relevant today because, you know, we're all using our devices to connect. At the time
though, I interpreted Mukbang as a diversion from reality, as a tool for people to heal
themselves from loneliness or from being misunderstood. In today’s world, online
platforms like Mukbang are used as a means of survival.

You were born in Dubai, then you moved to London as a student and then to New
York, and recently spent more time in Beirut. How have the places you lived
impacted your work?

There’s a common thread holding all the cities I’ve lived in and that’s the hybridity of
cultures and religions. I never felt like I necessarily belonged to one place, and find that
in my work, I catch myself reflecting on the themes of hybridity that I’ve always
celebrated.

JessM JournalQuoterelease-1

May 06,2021

by Grace Banks

Miista Fix It SZN with Pam Nasr

Miista Fix It SZN with Pam Nasr

Director, art director and stylist of Clams Casino the film, based in New York.

Are there any childhood memories that you think have worked their way into your aesthetic when you direct?

Absolutely, there are a few moments associated to creativity and fashion with my
parents which have definitely shaped my directing eye today. I remember picking out my
dad’s outfit for a night out when I was about three years old.

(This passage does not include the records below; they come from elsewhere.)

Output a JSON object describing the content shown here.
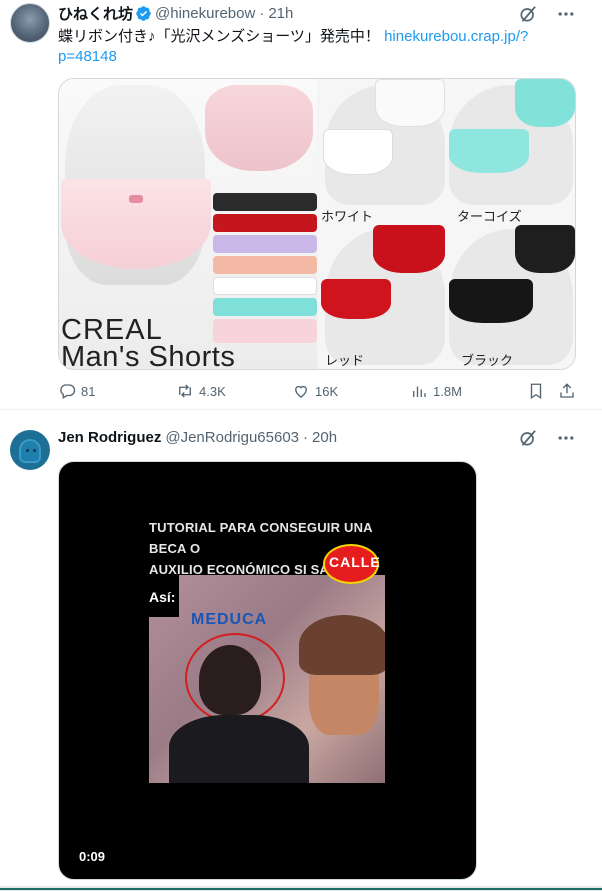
{
  "tweet1": {
    "display_name": "ひねくれ坊",
    "handle": "@hinekurebow",
    "separator": "·",
    "time": "21h",
    "text_line1": "蝶リボン付き♪「光沢メンズショーツ」発売中！ ",
    "link_part1": "hinekurebou.crap.jp/?",
    "link_part2": "p=48148",
    "media": {
      "brand_line1": "CREAL",
      "brand_line2": "Man's Shorts",
      "label_white": "ホワイト",
      "label_turquoise": "ターコイズ",
      "label_red": "レッド",
      "label_black": "ブラック"
    },
    "stats": {
      "replies": "81",
      "reposts": "4.3K",
      "likes": "16K",
      "views": "1.8M"
    }
  },
  "tweet2": {
    "display_name": "Jen Rodriguez",
    "handle": "@JenRodrigu65603",
    "separator": "·",
    "time": "20h",
    "video": {
      "title_line1": "TUTORIAL PARA CONSEGUIR UNA BECA O",
      "title_line2": "AUXILIO ECONÓMICO SI SALES EN",
      "overlay_asi": "Así:",
      "overlay_logo": "MEDUCA",
      "badge_text": "CALLE",
      "duration": "0:09"
    }
  },
  "colors": {
    "accent": "#1d9bf0",
    "text_primary": "#0f1419",
    "text_secondary": "#536471",
    "border": "#cfd9de",
    "verified": "#1d9bf0"
  },
  "icons": {
    "grok": "grok-icon",
    "more": "more-icon",
    "reply": "reply-icon",
    "repost": "repost-icon",
    "like": "like-icon",
    "views": "views-icon",
    "bookmark": "bookmark-icon",
    "share": "share-icon"
  }
}
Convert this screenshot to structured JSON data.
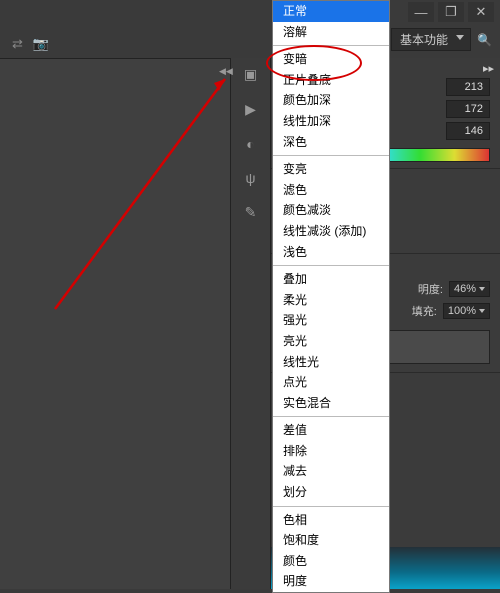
{
  "window": {
    "minimize": "—",
    "restore": "❐",
    "close": "✕"
  },
  "top": {
    "mode_label": "基本功能"
  },
  "panel": {
    "r": "213",
    "g": "172",
    "b": "146",
    "opacity_label": "明度:",
    "opacity_value": "46%",
    "fill_label": "填充:",
    "fill_value": "100%"
  },
  "menu": {
    "selected": "正常",
    "g1": [
      "溶解"
    ],
    "g2": [
      "变暗",
      "正片叠底",
      "颜色加深",
      "线性加深",
      "深色"
    ],
    "g3": [
      "变亮",
      "滤色",
      "颜色减淡",
      "线性减淡 (添加)",
      "浅色"
    ],
    "g4": [
      "叠加",
      "柔光",
      "强光",
      "亮光",
      "线性光",
      "点光",
      "实色混合"
    ],
    "g5": [
      "差值",
      "排除",
      "减去",
      "划分"
    ],
    "g6": [
      "色相",
      "饱和度",
      "颜色",
      "明度"
    ]
  }
}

Like, from, you know, the
tie and shirt to go with the suit, coordinating the belt with the shoes and socks. I recall
him telling me many years later that it had all matched and ended up wearing it. That's
been our relationship ever since, he’s always instilled so much courage and faith in me.
And with my mom, there are way too many to count because she's the biggest fashion
diva! We used to shop for my clothes flicking through catalogues, magazine catalogues,
and envisioning what styles we liked the most on me. It's kind of mind boggling that
that's how we did it because this style of shopping feels like a lifetime ago, my mom
definitely wanted the most unique outfits for me. That's a very special memory I have
with my mom because from a very young age, she allowed me to confidently express
myself through clothing.

Do you have any of your mum's stuff? 

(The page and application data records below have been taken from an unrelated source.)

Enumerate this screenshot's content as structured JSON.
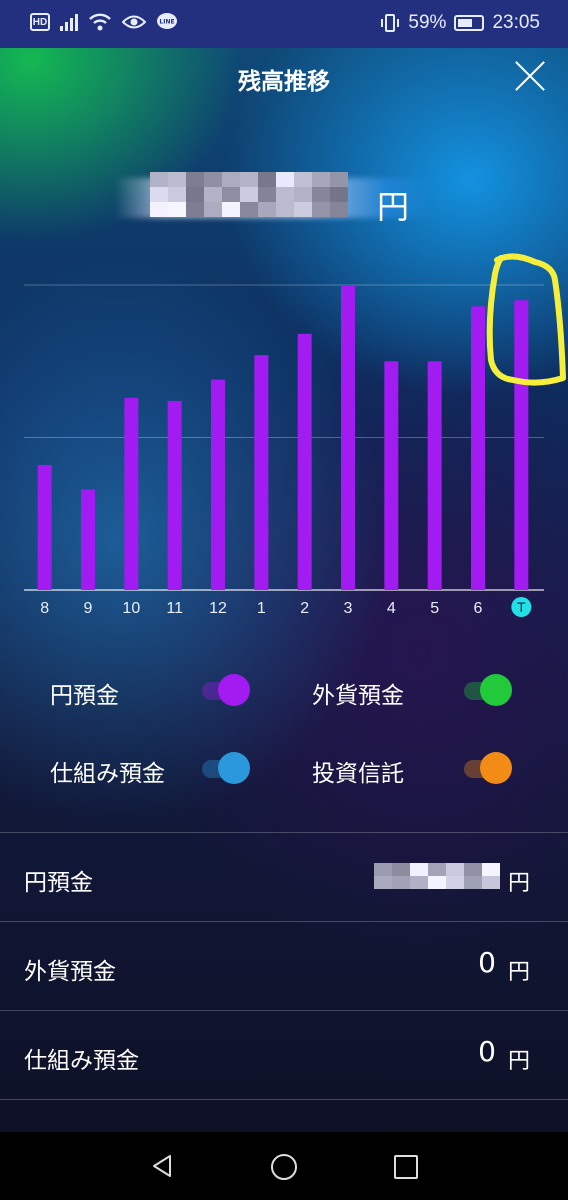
{
  "status_bar": {
    "left_icons": [
      "hd-icon",
      "signal-icon",
      "wifi-icon",
      "eye-icon",
      "line-app-icon"
    ],
    "hd_label": "HD",
    "line_label": "LINE",
    "battery_percent": "59%",
    "time": "23:05"
  },
  "header": {
    "title": "残高推移",
    "close_icon": "close-icon"
  },
  "total": {
    "amount_masked": "blurred",
    "unit": "円"
  },
  "chart_data": {
    "type": "bar",
    "categories": [
      "8",
      "9",
      "10",
      "11",
      "12",
      "1",
      "2",
      "3",
      "4",
      "5",
      "6",
      "T"
    ],
    "values": [
      41,
      33,
      63,
      62,
      69,
      77,
      84,
      100,
      75,
      75,
      93,
      95
    ],
    "ylim": [
      0,
      100
    ],
    "highlight_category": "T",
    "colors": {
      "bar": "#a21bf0",
      "highlight_badge": "#22e0e6"
    }
  },
  "toggles": [
    {
      "label": "円預金",
      "on": true,
      "color": "#a21bf0"
    },
    {
      "label": "外貨預金",
      "on": true,
      "color": "#22c93a"
    },
    {
      "label": "仕組み預金",
      "on": true,
      "color": "#2b98dc"
    },
    {
      "label": "投資信託",
      "on": true,
      "color": "#f28c17"
    }
  ],
  "rows": [
    {
      "label": "円預金",
      "value": "",
      "masked": true,
      "unit": "円"
    },
    {
      "label": "外貨預金",
      "value": "0",
      "masked": false,
      "unit": "円"
    },
    {
      "label": "仕組み預金",
      "value": "0",
      "masked": false,
      "unit": "円"
    }
  ],
  "nav": {
    "back_icon": "back-triangle-icon",
    "home_icon": "home-circle-icon",
    "recent_icon": "recent-apps-square-icon"
  },
  "annotation": {
    "color": "#f5ef3c"
  }
}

Oh, I have a lot of her stuff. She had an elaborate collection of big clip-on earrings,
really chunky ones which I started to wear about 10 years back. They have now
become my wardrobe staple. But I think the most precious item that I've taken from her
are these white leather, kitten heel boots. They have a narrow pointy toe and I just
adore them, they don’t make them this pointy anymore! I wore them to death during summers, now I’m really picky about when to put them on. I keep them intact by re-
polishing them at home, which I do after every wear.

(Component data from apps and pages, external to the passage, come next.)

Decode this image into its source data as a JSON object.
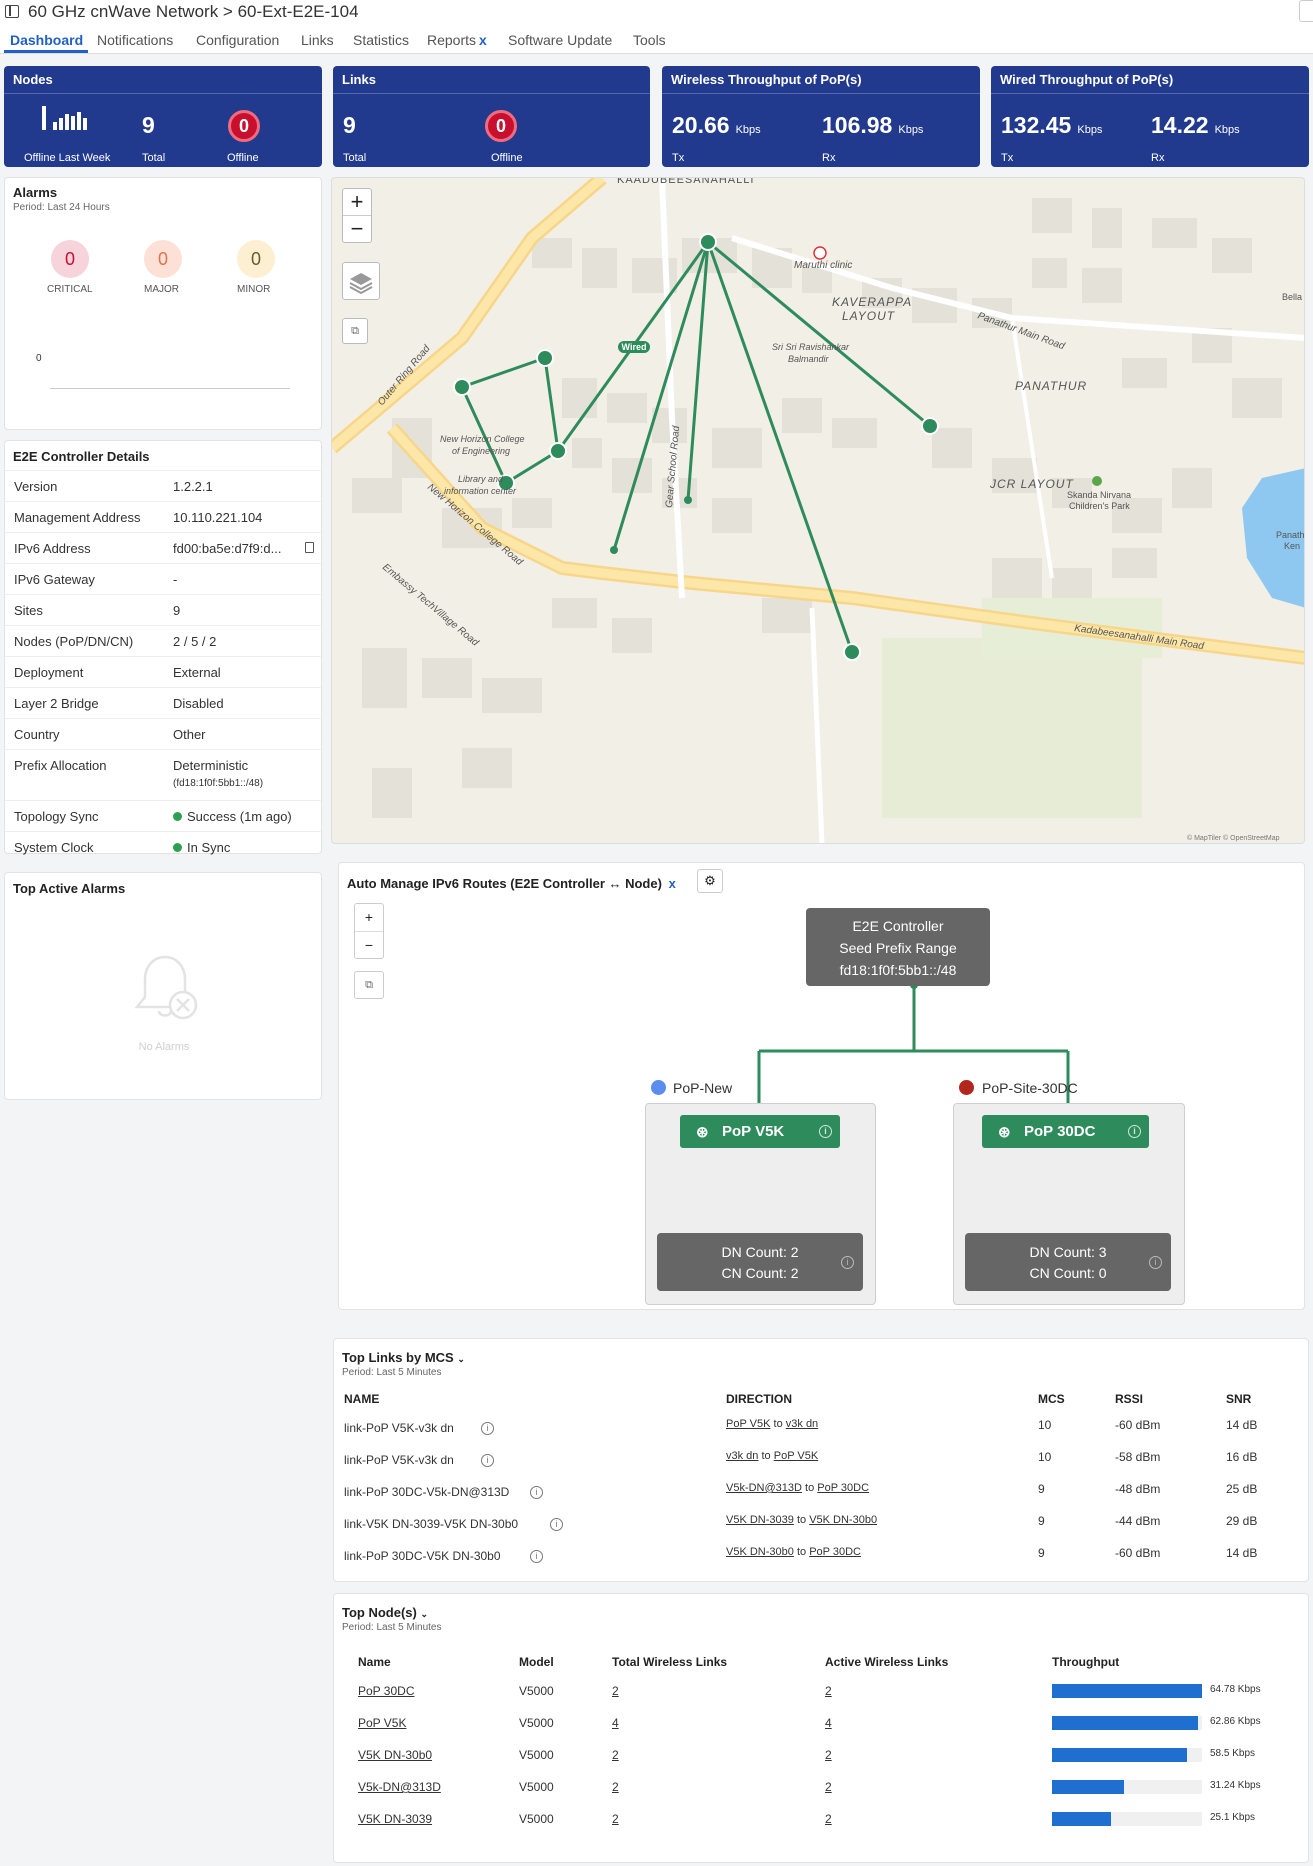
{
  "header": {
    "title": "60 GHz cnWave Network > 60-Ext-E2E-104"
  },
  "tabs": [
    {
      "label": "Dashboard"
    },
    {
      "label": "Notifications"
    },
    {
      "label": "Configuration"
    },
    {
      "label": "Links"
    },
    {
      "label": "Statistics"
    },
    {
      "label": "Reports",
      "suffix": "x"
    },
    {
      "label": "Software Update"
    },
    {
      "label": "Tools"
    }
  ],
  "cards": {
    "nodes": {
      "title": "Nodes",
      "offline_week_label": "Offline Last Week",
      "total": "9",
      "total_label": "Total",
      "offline": "0",
      "offline_label": "Offline"
    },
    "links": {
      "title": "Links",
      "total": "9",
      "total_label": "Total",
      "offline": "0",
      "offline_label": "Offline"
    },
    "wireless": {
      "title": "Wireless Throughput of PoP(s)",
      "tx": "20.66",
      "tx_unit": "Kbps",
      "tx_label": "Tx",
      "rx": "106.98",
      "rx_unit": "Kbps",
      "rx_label": "Rx"
    },
    "wired": {
      "title": "Wired Throughput of PoP(s)",
      "tx": "132.45",
      "tx_unit": "Kbps",
      "tx_label": "Tx",
      "rx": "14.22",
      "rx_unit": "Kbps",
      "rx_label": "Rx"
    }
  },
  "alarms": {
    "title": "Alarms",
    "period": "Period: Last 24 Hours",
    "critical": "0",
    "critical_label": "CRITICAL",
    "major": "0",
    "major_label": "MAJOR",
    "minor": "0",
    "minor_label": "MINOR",
    "axis_zero": "0",
    "colors": {
      "critical": "#f7d3dc",
      "major": "#fde1d6",
      "minor": "#fdf0d2"
    }
  },
  "controller": {
    "title": "E2E Controller Details",
    "rows": [
      {
        "k": "Version",
        "v": "1.2.2.1"
      },
      {
        "k": "Management Address",
        "v": "10.110.221.104"
      },
      {
        "k": "IPv6 Address",
        "v": "fd00:ba5e:d7f9:d..."
      },
      {
        "k": "IPv6 Gateway",
        "v": "-"
      },
      {
        "k": "Sites",
        "v": "9"
      },
      {
        "k": "Nodes (PoP/DN/CN)",
        "v": "2 / 5 / 2"
      },
      {
        "k": "Deployment",
        "v": "External"
      },
      {
        "k": "Layer 2 Bridge",
        "v": "Disabled"
      },
      {
        "k": "Country",
        "v": "Other"
      },
      {
        "k": "Prefix Allocation",
        "v": "Deterministic",
        "v2": "(fd18:1f0f:5bb1::/48)"
      },
      {
        "k": "Topology Sync",
        "v": "Success (1m ago)"
      },
      {
        "k": "System Clock",
        "v": "In Sync"
      }
    ]
  },
  "top_alarms": {
    "title": "Top Active Alarms",
    "empty": "No Alarms"
  },
  "map": {
    "labels": {
      "kaadubee": "KAADUBEESANAHALLI",
      "maruthi": "Maruthi clinic",
      "kaverappa": "KAVERAPPA",
      "layout": "LAYOUT",
      "panathur_road": "Panathur Main Road",
      "bella": "Bella",
      "panathur": "PANATHUR",
      "sri_sri": "Sri Sri Ravishankar",
      "balmandir": "Balmandir",
      "outer_ring": "Outer Ring Road",
      "wired": "Wired",
      "new_horizon": "New Horizon College",
      "of_engg": "of Engineering",
      "library": "Library and",
      "info_center": "information center",
      "gear_school": "Gear School Road",
      "jcr": "JCR LAYOUT",
      "skanda": "Skanda Nirvana",
      "childrens": "Children's Park",
      "panath": "Panath",
      "ken": "Ken",
      "nhc_road": "New Horizon College Road",
      "embassy": "Embassy TechVillage Road",
      "kadabee_road": "Kadabeesanahalli Main Road",
      "attribution": "© MapTiler © OpenStreetMap"
    },
    "zoom_in": "+",
    "zoom_out": "−",
    "link_color": "#2e8b5b"
  },
  "routes": {
    "title": "Auto Manage IPv6 Routes (E2E Controller ↔ Node)",
    "title_x": "x",
    "controller_line1": "E2E Controller",
    "controller_line2": "Seed Prefix Range",
    "controller_line3": "fd18:1f0f:5bb1::/48",
    "zoom_in": "+",
    "zoom_out": "−",
    "groups": [
      {
        "label": "PoP-New",
        "dot_color": "#5b8def",
        "pop": "PoP V5K",
        "dn": "DN Count: 2",
        "cn": "CN Count: 2"
      },
      {
        "label": "PoP-Site-30DC",
        "dot_color": "#b3261e",
        "pop": "PoP 30DC",
        "dn": "DN Count: 3",
        "cn": "CN Count: 0"
      }
    ]
  },
  "top_links": {
    "title": "Top Links by MCS",
    "period": "Period: Last 5 Minutes",
    "headers": [
      "NAME",
      "DIRECTION",
      "MCS",
      "RSSI",
      "SNR"
    ],
    "rows": [
      {
        "name": "link-PoP V5K-v3k dn",
        "from": "PoP V5K",
        "to_word": "to",
        "to": "v3k dn",
        "mcs": "10",
        "rssi": "-60 dBm",
        "snr": "14 dB"
      },
      {
        "name": "link-PoP V5K-v3k dn",
        "from": "v3k dn",
        "to_word": "to",
        "to": "PoP V5K",
        "mcs": "10",
        "rssi": "-58 dBm",
        "snr": "16 dB"
      },
      {
        "name": "link-PoP 30DC-V5k-DN@313D",
        "from": "V5k-DN@313D",
        "to_word": "to",
        "to": "PoP 30DC",
        "mcs": "9",
        "rssi": "-48 dBm",
        "snr": "25 dB"
      },
      {
        "name": "link-V5K DN-3039-V5K DN-30b0",
        "from": "V5K DN-3039",
        "to_word": "to",
        "to": "V5K DN-30b0",
        "mcs": "9",
        "rssi": "-44 dBm",
        "snr": "29 dB"
      },
      {
        "name": "link-PoP 30DC-V5K DN-30b0",
        "from": "V5K DN-30b0",
        "to_word": "to",
        "to": "PoP 30DC",
        "mcs": "9",
        "rssi": "-60 dBm",
        "snr": "14 dB"
      }
    ]
  },
  "top_nodes": {
    "title": "Top Node(s)",
    "period": "Period: Last 5 Minutes",
    "headers": [
      "Name",
      "Model",
      "Total Wireless Links",
      "Active Wireless Links",
      "Throughput"
    ],
    "rows": [
      {
        "name": "PoP 30DC",
        "model": "V5000",
        "total": "2",
        "active": "2",
        "throughput": "64.78 Kbps",
        "fraction": 1.0
      },
      {
        "name": "PoP V5K",
        "model": "V5000",
        "total": "4",
        "active": "4",
        "throughput": "62.86 Kbps",
        "fraction": 0.97
      },
      {
        "name": "V5K DN-30b0",
        "model": "V5000",
        "total": "2",
        "active": "2",
        "throughput": "58.5 Kbps",
        "fraction": 0.9
      },
      {
        "name": "V5k-DN@313D",
        "model": "V5000",
        "total": "2",
        "active": "2",
        "throughput": "31.24 Kbps",
        "fraction": 0.48
      },
      {
        "name": "V5K DN-3039",
        "model": "V5000",
        "total": "2",
        "active": "2",
        "throughput": "25.1 Kbps",
        "fraction": 0.39
      }
    ]
  }
}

Your film Clams Casino (2018) encapsulates so much of your cultural references. How did you formulate that idea?

I really put everything into that film. At the time, it was super instinctual. Clams Casino
came out about when I discovered the online phenomenon called Mukbang which
originated in South Korea, and not many people knew about it at the time. And it really
took me by surprise. Clams Casino was a result of me trying to understand the
phenomenon and expressing it from a personal viewpoint. I still feel like it's very
relevant today because, you know, we're all using our devices to connect. At the time
though, I interpreted Mukbang as a diversion from reality, as a tool for people to heal
themselves from loneliness or from being misunderstood. In today’s world, online
platforms like Mukbang are used as a means of survival.

You were born in Dubai, then you moved to London as a student and then to New
York, and recently spent more time in Beirut. How have the places you lived
impacted your work?

There’s a common thread holding all the cities I’ve lived in and that’s the hybridity of
cultures and religions. I never felt like I necessarily belonged to one place, and find that
in my work, I catch myself reflecting on the themes of hybridity that I’ve always
celebrated.

JessM JournalQuoterelease-1